Below, find each line holding "zvýh" and state how many there are, using the number alone.

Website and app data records
⟨

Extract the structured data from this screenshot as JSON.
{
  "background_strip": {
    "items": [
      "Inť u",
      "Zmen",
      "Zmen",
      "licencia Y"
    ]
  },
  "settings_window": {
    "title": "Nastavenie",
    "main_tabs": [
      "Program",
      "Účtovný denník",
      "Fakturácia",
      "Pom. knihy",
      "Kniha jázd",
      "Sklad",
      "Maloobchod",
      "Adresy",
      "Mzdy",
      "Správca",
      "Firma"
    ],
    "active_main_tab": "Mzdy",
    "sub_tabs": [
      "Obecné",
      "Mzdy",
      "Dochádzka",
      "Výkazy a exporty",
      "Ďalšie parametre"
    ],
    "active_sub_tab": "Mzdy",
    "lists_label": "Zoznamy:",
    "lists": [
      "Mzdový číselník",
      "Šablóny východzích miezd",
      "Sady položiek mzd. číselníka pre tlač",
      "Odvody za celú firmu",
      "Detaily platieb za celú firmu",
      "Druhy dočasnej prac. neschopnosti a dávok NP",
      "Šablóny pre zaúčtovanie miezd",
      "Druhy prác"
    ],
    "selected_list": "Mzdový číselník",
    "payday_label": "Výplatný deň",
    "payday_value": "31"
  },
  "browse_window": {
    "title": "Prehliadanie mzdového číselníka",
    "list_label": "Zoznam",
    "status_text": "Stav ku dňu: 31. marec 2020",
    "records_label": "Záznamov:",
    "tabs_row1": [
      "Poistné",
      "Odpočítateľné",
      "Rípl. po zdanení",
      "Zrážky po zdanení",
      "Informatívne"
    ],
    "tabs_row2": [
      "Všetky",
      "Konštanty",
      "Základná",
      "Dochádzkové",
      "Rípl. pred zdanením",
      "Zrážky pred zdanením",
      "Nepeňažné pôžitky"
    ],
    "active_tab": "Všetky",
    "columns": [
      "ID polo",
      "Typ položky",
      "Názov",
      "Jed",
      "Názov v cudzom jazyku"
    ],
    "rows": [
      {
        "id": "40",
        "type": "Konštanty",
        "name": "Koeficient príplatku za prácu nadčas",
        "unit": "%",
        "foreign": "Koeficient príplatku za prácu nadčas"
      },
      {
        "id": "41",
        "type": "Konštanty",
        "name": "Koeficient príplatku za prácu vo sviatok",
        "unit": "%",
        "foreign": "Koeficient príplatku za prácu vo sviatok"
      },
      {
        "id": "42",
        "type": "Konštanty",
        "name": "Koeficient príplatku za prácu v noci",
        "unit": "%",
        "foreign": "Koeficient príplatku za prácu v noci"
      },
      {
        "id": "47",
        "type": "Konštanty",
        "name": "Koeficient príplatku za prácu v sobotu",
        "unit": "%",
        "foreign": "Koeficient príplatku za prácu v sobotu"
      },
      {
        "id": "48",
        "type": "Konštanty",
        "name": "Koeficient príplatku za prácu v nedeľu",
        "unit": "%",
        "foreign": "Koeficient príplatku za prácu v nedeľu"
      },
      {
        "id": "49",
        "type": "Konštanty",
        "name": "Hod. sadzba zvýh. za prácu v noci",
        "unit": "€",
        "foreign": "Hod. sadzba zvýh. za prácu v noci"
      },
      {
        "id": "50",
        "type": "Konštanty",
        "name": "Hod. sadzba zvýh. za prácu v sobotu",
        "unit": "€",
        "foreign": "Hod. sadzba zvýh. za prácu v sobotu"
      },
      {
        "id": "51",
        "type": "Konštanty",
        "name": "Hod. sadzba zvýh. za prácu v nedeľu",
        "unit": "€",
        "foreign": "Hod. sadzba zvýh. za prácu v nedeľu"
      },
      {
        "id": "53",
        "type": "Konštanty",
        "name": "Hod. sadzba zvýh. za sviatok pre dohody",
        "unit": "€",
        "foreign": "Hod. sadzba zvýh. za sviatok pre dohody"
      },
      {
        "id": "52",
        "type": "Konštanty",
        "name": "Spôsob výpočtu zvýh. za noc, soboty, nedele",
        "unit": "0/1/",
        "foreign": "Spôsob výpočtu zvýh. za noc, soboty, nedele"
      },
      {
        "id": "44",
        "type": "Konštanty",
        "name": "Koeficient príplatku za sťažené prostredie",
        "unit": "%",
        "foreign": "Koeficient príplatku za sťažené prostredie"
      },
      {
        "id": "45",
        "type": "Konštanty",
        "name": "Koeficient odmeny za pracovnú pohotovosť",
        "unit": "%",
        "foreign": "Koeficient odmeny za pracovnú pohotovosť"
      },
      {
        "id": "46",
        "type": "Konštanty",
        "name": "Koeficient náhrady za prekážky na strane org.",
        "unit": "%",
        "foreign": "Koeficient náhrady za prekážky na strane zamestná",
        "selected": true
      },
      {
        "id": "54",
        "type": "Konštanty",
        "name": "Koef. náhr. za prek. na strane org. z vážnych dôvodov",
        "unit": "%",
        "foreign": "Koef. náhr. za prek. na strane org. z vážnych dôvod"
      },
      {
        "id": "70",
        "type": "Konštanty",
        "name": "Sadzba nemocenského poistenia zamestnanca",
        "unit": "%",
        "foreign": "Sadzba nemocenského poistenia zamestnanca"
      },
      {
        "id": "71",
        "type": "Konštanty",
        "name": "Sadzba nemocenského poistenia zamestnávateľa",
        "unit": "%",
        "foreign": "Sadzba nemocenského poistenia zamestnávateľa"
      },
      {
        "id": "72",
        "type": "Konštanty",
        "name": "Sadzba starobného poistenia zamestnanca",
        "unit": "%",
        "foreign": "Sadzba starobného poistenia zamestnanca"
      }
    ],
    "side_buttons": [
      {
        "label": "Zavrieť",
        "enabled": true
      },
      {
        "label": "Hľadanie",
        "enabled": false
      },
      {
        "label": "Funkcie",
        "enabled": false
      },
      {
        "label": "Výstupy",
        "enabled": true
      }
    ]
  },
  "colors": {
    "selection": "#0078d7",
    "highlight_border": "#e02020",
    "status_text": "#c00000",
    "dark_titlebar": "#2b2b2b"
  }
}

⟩

• Exercise result:
10